I’d originally intended to kick off the project/experiment/time-killer with a movie I haven’t seen before. Buuuut tonight’s the last night of the Toy Story 3-D double feature special engagement thing, and I prolly wont get to see any of the other AFI movies on the big screen anytime soon. So I figured it was apropos enough.

I love Toy Story. It’s still easily my favorite Pixar movie. I know I did see it in the theater back in the day. I can’t remember the exact experience, but I do remember what a big deal it was that it was a computer animated movie. I’d grown up watching classic Disney animated films (hey I was a prime target for the second golden age of Disney in the early 90’s) and the idea of computer animated just boggled my mind. Little did I know that within two years I’d be sick of the whole computer animated fad and I’d be aching for a classic hand drawn animated feature (thankfully we now got Princess and the Frog looming on the horizon). Anyways, Im guessing that animation breakthrough is the reason why Toy Story made it onto the AFI list.

I was sitting in the front row (well the front row of the back section) and as soon as it started, I instantly became five years old again, or actually I guess I was prolly about 10 when I first saw it. I’d just forgotten how incredible this movie is. The dialogue is so clever and the concept is brilliant. The animation is gorgeous and I love their attention to detail. There were so many subtle jokes here and there (such as the For Sale sign on Andy’s house from Virtual Realty) that I’d never noticed before.

And I just loved listening to Tom Hanks’ voice. Its so easy for actors to just phone in a vocal performance, but Hanks really gives it his all. He really makes an animated toy character real and believable.

Im not convinced that the 3D-ness really added that much to the overall experience.
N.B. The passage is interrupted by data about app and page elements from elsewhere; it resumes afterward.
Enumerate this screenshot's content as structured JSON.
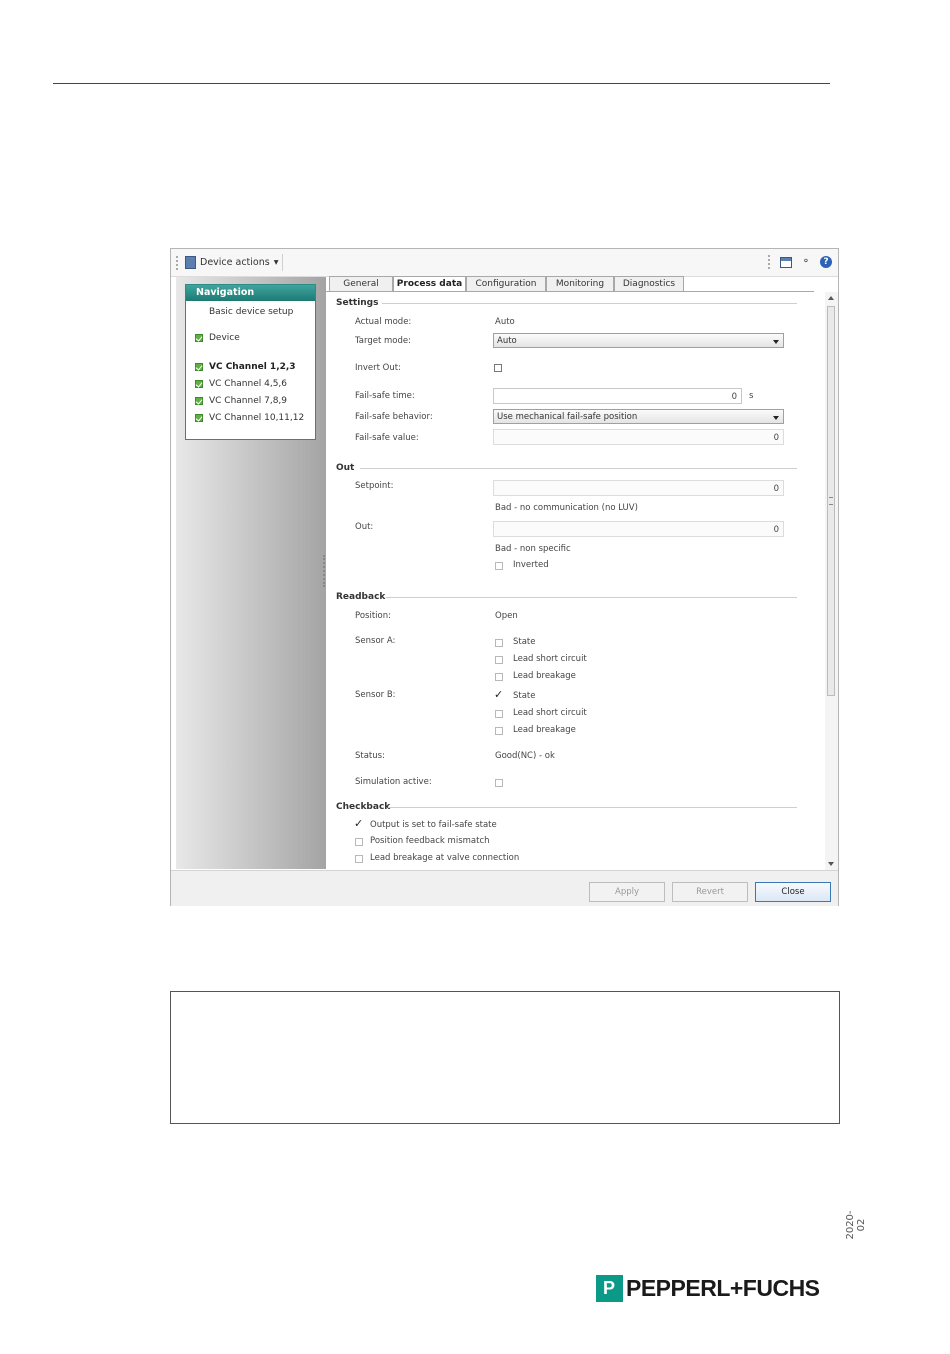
{
  "toolbar": {
    "device_actions": "Device actions",
    "device_actions_arrow": "▾"
  },
  "navigation": {
    "title": "Navigation",
    "items": [
      {
        "label": "Basic device setup",
        "checked": false,
        "bold": false
      },
      {
        "label": "Device",
        "checked": true,
        "bold": false
      },
      {
        "label": "VC Channel 1,2,3",
        "checked": true,
        "bold": true
      },
      {
        "label": "VC Channel 4,5,6",
        "checked": true,
        "bold": false
      },
      {
        "label": "VC Channel 7,8,9",
        "checked": true,
        "bold": false
      },
      {
        "label": "VC Channel 10,11,12",
        "checked": true,
        "bold": false
      }
    ]
  },
  "tabs": [
    {
      "label": "General",
      "active": false
    },
    {
      "label": "Process data",
      "active": true
    },
    {
      "label": "Configuration",
      "active": false
    },
    {
      "label": "Monitoring",
      "active": false
    },
    {
      "label": "Diagnostics",
      "active": false
    }
  ],
  "settings": {
    "heading": "Settings",
    "actual_mode_label": "Actual mode:",
    "actual_mode_value": "Auto",
    "target_mode_label": "Target mode:",
    "target_mode_value": "Auto",
    "invert_out_label": "Invert Out:",
    "invert_out_checked": false,
    "failsafe_time_label": "Fail-safe time:",
    "failsafe_time_value": "0",
    "failsafe_time_unit": "s",
    "failsafe_behavior_label": "Fail-safe behavior:",
    "failsafe_behavior_value": "Use mechanical fail-safe position",
    "failsafe_value_label": "Fail-safe value:",
    "failsafe_value_value": "0"
  },
  "out": {
    "heading": "Out",
    "setpoint_label": "Setpoint:",
    "setpoint_value": "0",
    "setpoint_status": "Bad - no communication (no LUV)",
    "out_label": "Out:",
    "out_value": "0",
    "out_status": "Bad - non specific",
    "inverted_label": "Inverted",
    "inverted_checked": false
  },
  "readback": {
    "heading": "Readback",
    "position_label": "Position:",
    "position_value": "Open",
    "sensor_a_label": "Sensor A:",
    "sensor_a_options": [
      {
        "label": "State",
        "checked": false
      },
      {
        "label": "Lead short circuit",
        "checked": false
      },
      {
        "label": "Lead breakage",
        "checked": false
      }
    ],
    "sensor_b_label": "Sensor B:",
    "sensor_b_options": [
      {
        "label": "State",
        "checked": true
      },
      {
        "label": "Lead short circuit",
        "checked": false
      },
      {
        "label": "Lead breakage",
        "checked": false
      }
    ],
    "status_label": "Status:",
    "status_value": "Good(NC) - ok",
    "simulation_label": "Simulation active:",
    "simulation_checked": false
  },
  "checkback": {
    "heading": "Checkback",
    "options": [
      {
        "label": "Output is set to fail-safe state",
        "checked": true
      },
      {
        "label": "Position feedback mismatch",
        "checked": false
      },
      {
        "label": "Lead breakage at valve connection",
        "checked": false
      }
    ]
  },
  "footer": {
    "apply": "Apply",
    "revert": "Revert",
    "close": "Close"
  },
  "page": {
    "doc_date": "2020-02",
    "logo_text": "PEPPERL+FUCHS",
    "logo_mark": "P"
  },
  "colors": {
    "nav_header": "#1d7a73",
    "accent_blue": "#2b63b5",
    "logo_teal": "#0b9a88",
    "check_green": "#5fb142"
  }
}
It was exciting for the first five or ten minutes, then I sorta didnt notice it anymore. By the third hour of the evening, it was actually starting to get a bit headachingly irritating.
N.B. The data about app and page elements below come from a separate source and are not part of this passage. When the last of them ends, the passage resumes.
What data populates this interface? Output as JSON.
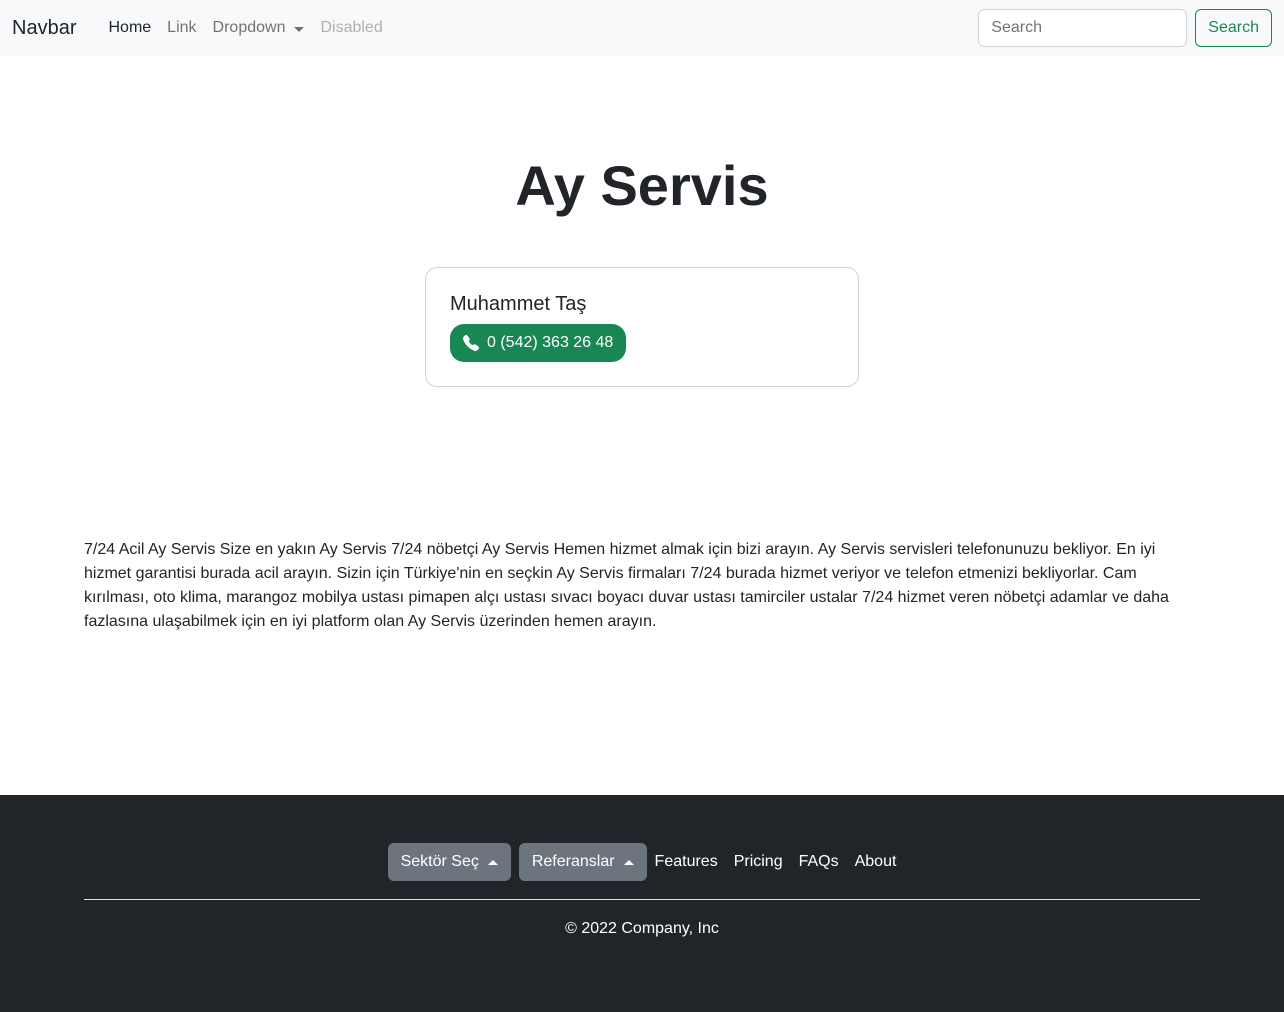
{
  "navbar": {
    "brand": "Navbar",
    "links": [
      {
        "label": "Home",
        "state": "active"
      },
      {
        "label": "Link",
        "state": "normal"
      },
      {
        "label": "Dropdown",
        "state": "dropdown"
      },
      {
        "label": "Disabled",
        "state": "disabled"
      }
    ],
    "search": {
      "placeholder": "Search",
      "value": "",
      "button_label": "Search"
    }
  },
  "hero": {
    "title": "Ay Servis"
  },
  "contact_card": {
    "name": "Muhammet Taş",
    "phone": "0 (542) 363 26 48",
    "icon": "phone-icon"
  },
  "description": "7/24 Acil Ay Servis Size en yakın Ay Servis 7/24 nöbetçi Ay Servis Hemen hizmet almak için bizi arayın. Ay Servis servisleri telefonunuzu bekliyor. En iyi hizmet garantisi burada acil arayın. Sizin için Türkiye'nin en seçkin Ay Servis firmaları 7/24 burada hizmet veriyor ve telefon etmenizi bekliyorlar. Cam kırılması, oto klima, marangoz mobilya ustası pimapen alçı ustası sıvacı boyacı duvar ustası tamirciler ustalar 7/24 hizmet veren nöbetçi adamlar ve daha fazlasına ulaşabilmek için en iyi platform olan Ay Servis üzerinden hemen arayın.",
  "footer": {
    "dropdowns": [
      "Sektör Seç",
      "Referanslar"
    ],
    "links": [
      "Features",
      "Pricing",
      "FAQs",
      "About"
    ],
    "copyright": "© 2022 Company, Inc"
  },
  "colors": {
    "success": "#198754",
    "secondary": "#6c757d",
    "dark": "#212529",
    "light": "#f8f9fa"
  }
}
I did kinda lose a lot of the excitement by the time we got to the second half of the double feature. Toy Story 2 just doesnt measure up to its predecessor. And by this point, it was already getting kinda late. But seeing them back to back was interesting because again there were some many little subtleties that I wouldnt have picked up otherwise.

So it was a wonderful start to what’s gonna be an interesting movie season for me. Let’s just hope they’re all this fun!”